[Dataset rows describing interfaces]
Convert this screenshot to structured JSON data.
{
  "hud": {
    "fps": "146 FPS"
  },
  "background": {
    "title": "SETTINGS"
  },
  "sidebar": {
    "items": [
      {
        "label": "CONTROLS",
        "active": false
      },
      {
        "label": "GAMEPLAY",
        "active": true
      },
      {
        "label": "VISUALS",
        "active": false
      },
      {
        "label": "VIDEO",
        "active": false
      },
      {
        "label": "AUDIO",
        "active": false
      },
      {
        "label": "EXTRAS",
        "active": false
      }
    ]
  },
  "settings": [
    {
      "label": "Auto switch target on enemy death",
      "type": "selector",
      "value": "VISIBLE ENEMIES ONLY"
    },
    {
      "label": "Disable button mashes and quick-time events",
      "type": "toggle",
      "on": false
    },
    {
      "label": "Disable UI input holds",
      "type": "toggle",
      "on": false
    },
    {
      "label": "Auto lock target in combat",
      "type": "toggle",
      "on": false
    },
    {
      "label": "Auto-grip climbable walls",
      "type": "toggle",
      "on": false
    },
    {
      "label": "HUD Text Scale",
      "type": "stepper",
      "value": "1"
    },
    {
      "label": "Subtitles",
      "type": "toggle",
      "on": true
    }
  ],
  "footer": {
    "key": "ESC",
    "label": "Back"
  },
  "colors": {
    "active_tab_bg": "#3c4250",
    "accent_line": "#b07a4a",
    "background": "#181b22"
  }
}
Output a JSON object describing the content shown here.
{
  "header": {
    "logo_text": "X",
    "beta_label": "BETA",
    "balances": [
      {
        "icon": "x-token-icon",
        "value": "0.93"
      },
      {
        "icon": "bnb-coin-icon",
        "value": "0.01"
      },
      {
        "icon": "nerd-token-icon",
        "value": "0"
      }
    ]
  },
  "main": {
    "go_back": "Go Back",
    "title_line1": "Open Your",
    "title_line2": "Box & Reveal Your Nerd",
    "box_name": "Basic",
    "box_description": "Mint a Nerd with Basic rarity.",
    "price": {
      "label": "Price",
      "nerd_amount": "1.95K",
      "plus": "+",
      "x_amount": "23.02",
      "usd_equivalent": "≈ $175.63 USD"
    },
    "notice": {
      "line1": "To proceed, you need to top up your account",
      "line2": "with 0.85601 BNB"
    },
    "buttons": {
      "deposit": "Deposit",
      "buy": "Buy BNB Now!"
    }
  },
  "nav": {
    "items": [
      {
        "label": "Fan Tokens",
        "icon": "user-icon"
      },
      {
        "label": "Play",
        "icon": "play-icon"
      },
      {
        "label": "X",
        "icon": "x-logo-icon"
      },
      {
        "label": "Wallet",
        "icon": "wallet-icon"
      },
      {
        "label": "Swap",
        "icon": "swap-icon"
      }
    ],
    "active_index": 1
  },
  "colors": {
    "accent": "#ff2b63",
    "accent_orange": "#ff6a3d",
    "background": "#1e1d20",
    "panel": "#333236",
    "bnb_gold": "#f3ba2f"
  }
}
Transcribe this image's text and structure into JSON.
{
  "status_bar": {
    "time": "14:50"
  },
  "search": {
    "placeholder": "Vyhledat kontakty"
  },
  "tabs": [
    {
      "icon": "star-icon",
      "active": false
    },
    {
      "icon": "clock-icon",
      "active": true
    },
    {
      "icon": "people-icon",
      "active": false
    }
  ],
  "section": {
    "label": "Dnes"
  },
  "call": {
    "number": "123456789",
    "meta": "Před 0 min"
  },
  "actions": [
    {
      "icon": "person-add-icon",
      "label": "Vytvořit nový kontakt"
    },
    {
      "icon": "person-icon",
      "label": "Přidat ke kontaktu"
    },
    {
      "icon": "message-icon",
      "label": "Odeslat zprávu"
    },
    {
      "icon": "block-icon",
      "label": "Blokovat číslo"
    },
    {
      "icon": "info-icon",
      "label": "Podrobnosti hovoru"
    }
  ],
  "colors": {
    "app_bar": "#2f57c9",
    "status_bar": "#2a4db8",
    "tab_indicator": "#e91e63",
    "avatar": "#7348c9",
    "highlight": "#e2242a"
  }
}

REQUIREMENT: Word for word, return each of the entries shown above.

TASK SOLUTION:
Convert this screenshot to structured JSON data.
{
  "hud": {
    "fps": "146 FPS"
  },
  "background": {
    "title": "SETTINGS"
  },
  "sidebar": {
    "items": [
      {
        "label": "CONTROLS",
        "active": false
      },
      {
        "label": "GAMEPLAY",
        "active": true
      },
      {
        "label": "VISUALS",
        "active": false
      },
      {
        "label": "VIDEO",
        "active": false
      },
      {
        "label": "AUDIO",
        "active": false
      },
      {
        "label": "EXTRAS",
        "active": false
      }
    ]
  },
  "settings": [
    {
      "label": "Auto switch target on enemy death",
      "type": "selector",
      "value": "VISIBLE ENEMIES ONLY"
    },
    {
      "label": "Disable button mashes and quick-time events",
      "type": "toggle",
      "on": false
    },
    {
      "label": "Disable UI input holds",
      "type": "toggle",
      "on": false
    },
    {
      "label": "Auto lock target in combat",
      "type": "toggle",
      "on": false
    },
    {
      "label": "Auto-grip climbable walls",
      "type": "toggle",
      "on": false
    },
    {
      "label": "HUD Text Scale",
      "type": "stepper",
      "value": "1"
    },
    {
      "label": "Subtitles",
      "type": "toggle",
      "on": true
    }
  ],
  "footer": {
    "key": "ESC",
    "label": "Back"
  },
  "colors": {
    "active_tab_bg": "#3c4250",
    "accent_line": "#b07a4a",
    "background": "#181b22"
  }
}
Output a JSON object describing the content shown here.
{
  "header": {
    "logo_text": "X",
    "beta_label": "BETA",
    "balances": [
      {
        "icon": "x-token-icon",
        "value": "0.93"
      },
      {
        "icon": "bnb-coin-icon",
        "value": "0.01"
      },
      {
        "icon": "nerd-token-icon",
        "value": "0"
      }
    ]
  },
  "main": {
    "go_back": "Go Back",
    "title_line1": "Open Your",
    "title_line2": "Box & Reveal Your Nerd",
    "box_name": "Basic",
    "box_description": "Mint a Nerd with Basic rarity.",
    "price": {
      "label": "Price",
      "nerd_amount": "1.95K",
      "plus": "+",
      "x_amount": "23.02",
      "usd_equivalent": "≈ $175.63 USD"
    },
    "notice": {
      "line1": "To proceed, you need to top up your account",
      "line2": "with 0.85601 BNB"
    },
    "buttons": {
      "deposit": "Deposit",
      "buy": "Buy BNB Now!"
    }
  },
  "nav": {
    "items": [
      {
        "label": "Fan Tokens",
        "icon": "user-icon"
      },
      {
        "label": "Play",
        "icon": "play-icon"
      },
      {
        "label": "X",
        "icon": "x-logo-icon"
      },
      {
        "label": "Wallet",
        "icon": "wallet-icon"
      },
      {
        "label": "Swap",
        "icon": "swap-icon"
      }
    ],
    "active_index": 1
  },
  "colors": {
    "accent": "#ff2b63",
    "accent_orange": "#ff6a3d",
    "background": "#1e1d20",
    "panel": "#333236",
    "bnb_gold": "#f3ba2f"
  }
}
Transcribe this image's text and structure into JSON.
{
  "status_bar": {
    "time": "14:50"
  },
  "search": {
    "placeholder": "Vyhledat kontakty"
  },
  "tabs": [
    {
      "icon": "star-icon",
      "active": false
    },
    {
      "icon": "clock-icon",
      "active": true
    },
    {
      "icon": "people-icon",
      "active": false
    }
  ],
  "section": {
    "label": "Dnes"
  },
  "call": {
    "number": "123456789",
    "meta": "Před 0 min"
  },
  "actions": [
    {
      "icon": "person-add-icon",
      "label": "Vytvořit nový kontakt"
    },
    {
      "icon": "person-icon",
      "label": "Přidat ke kontaktu"
    },
    {
      "icon": "message-icon",
      "label": "Odeslat zprávu"
    },
    {
      "icon": "block-icon",
      "label": "Blokovat číslo"
    },
    {
      "icon": "info-icon",
      "label": "Podrobnosti hovoru"
    }
  ],
  "colors": {
    "app_bar": "#2f57c9",
    "status_bar": "#2a4db8",
    "tab_indicator": "#e91e63",
    "avatar": "#7348c9",
    "highlight": "#e2242a"
  }
}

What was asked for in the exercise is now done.